§ **Records to process**
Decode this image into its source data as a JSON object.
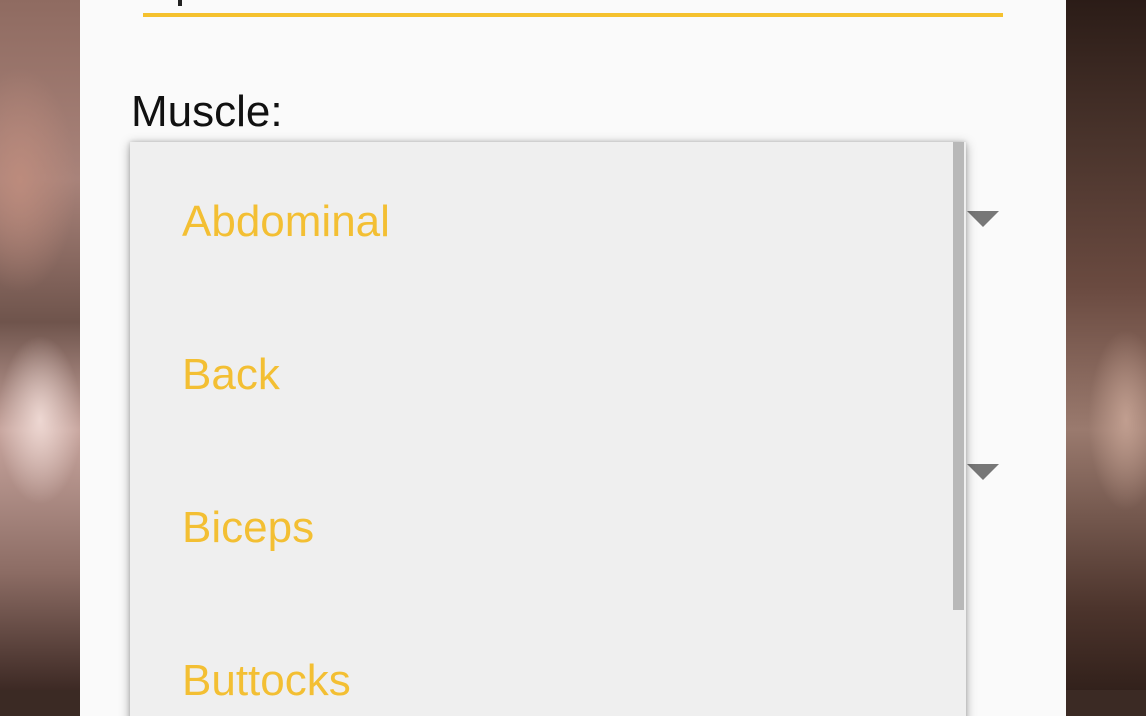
{
  "form": {
    "muscle_label": "Muscle:"
  },
  "dropdown": {
    "options": [
      "Abdominal",
      "Back",
      "Biceps",
      "Buttocks"
    ]
  },
  "colors": {
    "accent": "#f3bf33",
    "dialog_background": "#fafafa",
    "dropdown_background": "#efefef",
    "label_text": "#111111"
  },
  "icons": {
    "spinner_arrow": "triangle-down"
  }
}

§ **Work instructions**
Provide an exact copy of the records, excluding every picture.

§ **Response box**
Decode this image into its source data as a JSON object.
{
  "form": {
    "muscle_label": "Muscle:"
  },
  "dropdown": {
    "options": [
      "Abdominal",
      "Back",
      "Biceps",
      "Buttocks"
    ]
  },
  "colors": {
    "accent": "#f3bf33",
    "dialog_background": "#fafafa",
    "dropdown_background": "#efefef",
    "label_text": "#111111"
  },
  "icons": {
    "spinner_arrow": "triangle-down"
  }
}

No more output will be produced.